In Science this week, a team led by Broad Institute scientists present a new version of the genome-editing technology CRISPR/Cas9 that can be used to diagnose infections, and potentially cancer, with high sensitivity. The researchers used a form of CRISPR that targets RNA and, when it binds to its target, activates its Cas enzyme to promiscuously cleave nearby RNA. By including a reporter RNA that fluoresces when it is cleaved, the researchers created a system called SHERLOCK — short for specific high sensitivity enzymatic reporter unlocking — that could detect low levels of Zika virus in serum, urine, and saliva. They further demonstrated that the approach could be used to identify bacterial strains and certain cancer mutations. GenomeWeb has more on this study, here.

Also in Science, a group of Chinese and US researchers present a method for whole-genome amplification. Called linear amplification via transposon insertion — or LIANTI — the method uses a promoter-containing transposon to randomly fragment the genetic material of a cell. The promoter can be used to amplify downstream DNA and, ultimately, make a DNA library that can be sequenced. The study's authors use the technique in human fibroblast cells exposed to different levels of ultraviolet light, showing that it that it covered 97 percent of the genome to outperform other whole-genome amplification methods. GenomeWeb has more on this, too, here.

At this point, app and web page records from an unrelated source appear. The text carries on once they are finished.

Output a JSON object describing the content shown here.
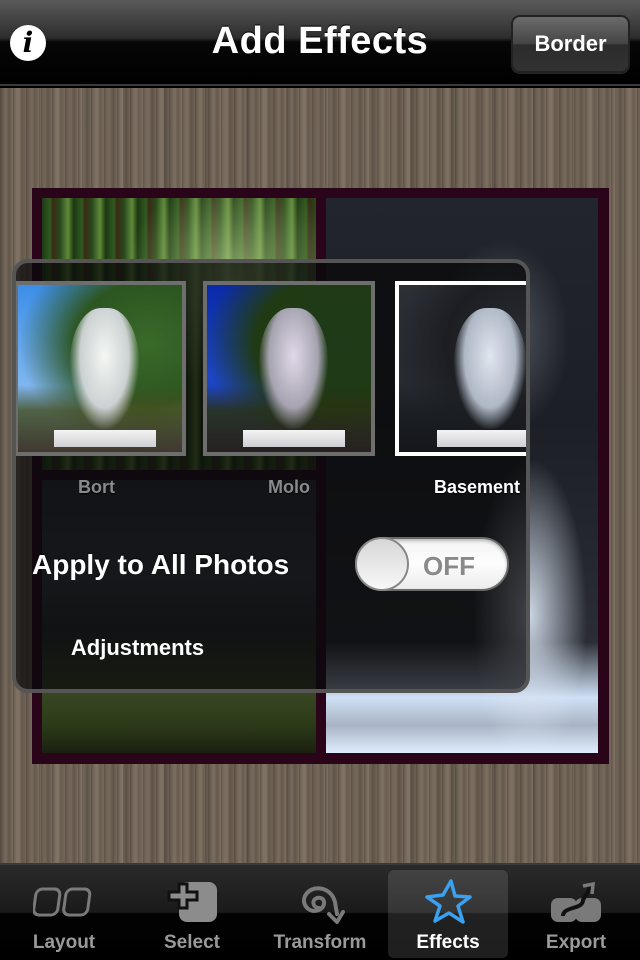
{
  "navbar": {
    "title": "Add Effects",
    "info_icon_glyph": "i",
    "border_button_label": "Border"
  },
  "effects_panel": {
    "thumbnails": [
      {
        "label": "Bort",
        "selected": false
      },
      {
        "label": "Molo",
        "selected": false
      },
      {
        "label": "Basement",
        "selected": true
      }
    ],
    "apply_all_label": "Apply to All Photos",
    "apply_all_toggle": {
      "state": "OFF"
    },
    "adjustments_button_label": "Adjustments"
  },
  "collage": {
    "border_color": "#2a0519"
  },
  "tabbar": {
    "tabs": [
      {
        "label": "Layout",
        "icon": "layout-icon",
        "active": false
      },
      {
        "label": "Select",
        "icon": "select-photo-icon",
        "active": false
      },
      {
        "label": "Transform",
        "icon": "transform-icon",
        "active": false
      },
      {
        "label": "Effects",
        "icon": "star-icon",
        "active": true
      },
      {
        "label": "Export",
        "icon": "export-icon",
        "active": false
      }
    ],
    "active_color": "#3aa0f0"
  }
}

And in a perspective piece, collaborators from the University of Pennsylvania and Northwestern University discuss questions of human identity raised by new genomic technologies. They touch on whether changes to even a single gene alter a person's identity and how genetic alterations to improve health and cognition may impact how we perceive ourselves as humans. "By considering the complex question of what it is to be an embodied human, we will be better able to make decisions not only about ethically defensible medical research for therapies, but also whether we should progress toward a suprahuman future," they write.